EXERCISE:
Each line of the listing where the string "avatar" appears is to be identified and copied.

INPUT:
===============
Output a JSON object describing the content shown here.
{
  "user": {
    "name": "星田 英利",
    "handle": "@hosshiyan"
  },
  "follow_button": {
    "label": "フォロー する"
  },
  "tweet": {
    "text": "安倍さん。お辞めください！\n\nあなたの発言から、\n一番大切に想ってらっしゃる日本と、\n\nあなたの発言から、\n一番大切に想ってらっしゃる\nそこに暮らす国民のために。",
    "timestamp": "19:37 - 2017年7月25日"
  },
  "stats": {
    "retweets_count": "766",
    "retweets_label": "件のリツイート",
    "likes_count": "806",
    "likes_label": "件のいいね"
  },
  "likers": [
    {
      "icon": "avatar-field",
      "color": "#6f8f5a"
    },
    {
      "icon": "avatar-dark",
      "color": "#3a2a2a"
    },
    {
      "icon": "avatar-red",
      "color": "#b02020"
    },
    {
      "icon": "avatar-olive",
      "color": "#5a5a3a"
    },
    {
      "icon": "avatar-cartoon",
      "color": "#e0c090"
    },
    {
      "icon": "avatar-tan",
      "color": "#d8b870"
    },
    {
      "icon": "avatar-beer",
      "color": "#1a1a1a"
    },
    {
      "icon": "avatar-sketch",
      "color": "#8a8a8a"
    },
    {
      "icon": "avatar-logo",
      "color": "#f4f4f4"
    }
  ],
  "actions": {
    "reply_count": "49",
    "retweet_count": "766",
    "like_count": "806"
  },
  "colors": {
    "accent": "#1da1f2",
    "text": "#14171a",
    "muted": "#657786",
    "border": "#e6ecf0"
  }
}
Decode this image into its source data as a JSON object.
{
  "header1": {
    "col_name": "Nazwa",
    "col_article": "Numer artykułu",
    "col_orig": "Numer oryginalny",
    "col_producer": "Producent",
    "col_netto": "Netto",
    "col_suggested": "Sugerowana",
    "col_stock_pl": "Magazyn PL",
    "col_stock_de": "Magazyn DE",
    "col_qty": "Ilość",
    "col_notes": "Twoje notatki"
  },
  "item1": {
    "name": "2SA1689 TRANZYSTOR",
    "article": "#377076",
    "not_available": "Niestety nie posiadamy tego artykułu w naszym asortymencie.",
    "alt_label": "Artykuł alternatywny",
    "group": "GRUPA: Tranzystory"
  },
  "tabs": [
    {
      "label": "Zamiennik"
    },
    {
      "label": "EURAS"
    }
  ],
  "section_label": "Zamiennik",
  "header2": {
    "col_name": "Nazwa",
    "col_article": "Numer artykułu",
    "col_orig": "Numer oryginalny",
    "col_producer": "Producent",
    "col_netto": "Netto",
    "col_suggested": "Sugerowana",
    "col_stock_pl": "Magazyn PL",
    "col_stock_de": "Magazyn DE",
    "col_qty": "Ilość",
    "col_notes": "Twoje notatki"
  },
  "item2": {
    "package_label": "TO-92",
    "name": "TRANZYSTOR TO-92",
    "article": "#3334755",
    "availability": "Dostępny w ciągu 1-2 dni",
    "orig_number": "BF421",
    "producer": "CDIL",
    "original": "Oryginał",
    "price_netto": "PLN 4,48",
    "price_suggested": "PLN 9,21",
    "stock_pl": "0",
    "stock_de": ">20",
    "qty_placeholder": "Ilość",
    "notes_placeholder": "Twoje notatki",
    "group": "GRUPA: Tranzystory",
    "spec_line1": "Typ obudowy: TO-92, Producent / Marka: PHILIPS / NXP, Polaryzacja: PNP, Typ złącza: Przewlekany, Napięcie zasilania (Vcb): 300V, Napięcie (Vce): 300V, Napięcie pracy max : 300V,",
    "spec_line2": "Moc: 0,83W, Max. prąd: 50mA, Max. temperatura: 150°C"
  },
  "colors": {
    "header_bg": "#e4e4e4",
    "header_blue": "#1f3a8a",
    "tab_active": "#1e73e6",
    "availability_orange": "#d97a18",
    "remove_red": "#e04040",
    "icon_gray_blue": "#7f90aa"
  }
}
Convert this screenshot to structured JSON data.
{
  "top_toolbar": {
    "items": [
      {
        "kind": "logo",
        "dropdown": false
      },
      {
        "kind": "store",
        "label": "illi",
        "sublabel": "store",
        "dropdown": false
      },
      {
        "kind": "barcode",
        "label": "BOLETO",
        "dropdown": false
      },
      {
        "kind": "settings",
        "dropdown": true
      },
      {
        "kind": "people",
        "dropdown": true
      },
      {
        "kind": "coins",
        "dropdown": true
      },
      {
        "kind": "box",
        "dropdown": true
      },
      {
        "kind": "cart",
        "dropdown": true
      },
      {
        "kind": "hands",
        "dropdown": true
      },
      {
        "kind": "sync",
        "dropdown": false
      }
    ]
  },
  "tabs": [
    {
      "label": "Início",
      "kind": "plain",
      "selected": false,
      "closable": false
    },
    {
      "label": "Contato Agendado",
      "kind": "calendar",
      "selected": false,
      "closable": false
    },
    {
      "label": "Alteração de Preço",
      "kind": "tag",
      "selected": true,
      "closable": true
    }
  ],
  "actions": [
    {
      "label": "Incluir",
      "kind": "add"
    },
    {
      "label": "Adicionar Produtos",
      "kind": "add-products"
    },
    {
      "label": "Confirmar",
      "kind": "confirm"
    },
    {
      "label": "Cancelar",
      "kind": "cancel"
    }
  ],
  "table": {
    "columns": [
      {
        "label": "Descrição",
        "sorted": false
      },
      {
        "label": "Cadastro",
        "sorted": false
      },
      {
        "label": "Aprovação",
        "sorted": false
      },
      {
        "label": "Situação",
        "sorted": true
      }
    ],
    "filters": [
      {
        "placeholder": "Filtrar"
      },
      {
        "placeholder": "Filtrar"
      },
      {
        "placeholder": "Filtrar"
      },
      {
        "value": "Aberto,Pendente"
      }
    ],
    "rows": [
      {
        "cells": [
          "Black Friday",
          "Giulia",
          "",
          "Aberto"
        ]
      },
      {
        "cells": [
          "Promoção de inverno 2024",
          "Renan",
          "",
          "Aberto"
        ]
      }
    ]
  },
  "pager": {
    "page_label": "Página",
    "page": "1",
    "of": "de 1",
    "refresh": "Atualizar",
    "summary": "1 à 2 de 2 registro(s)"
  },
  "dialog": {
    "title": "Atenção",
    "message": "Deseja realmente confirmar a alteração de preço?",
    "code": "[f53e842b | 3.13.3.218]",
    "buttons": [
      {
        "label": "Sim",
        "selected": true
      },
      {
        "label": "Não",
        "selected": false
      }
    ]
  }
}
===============
EXPECTED ANSWER:
      "icon": "avatar-field",
      "icon": "avatar-dark",
      "icon": "avatar-red",
      "icon": "avatar-olive",
      "icon": "avatar-cartoon",
      "icon": "avatar-tan",
      "icon": "avatar-beer",
      "icon": "avatar-sketch",
      "icon": "avatar-logo",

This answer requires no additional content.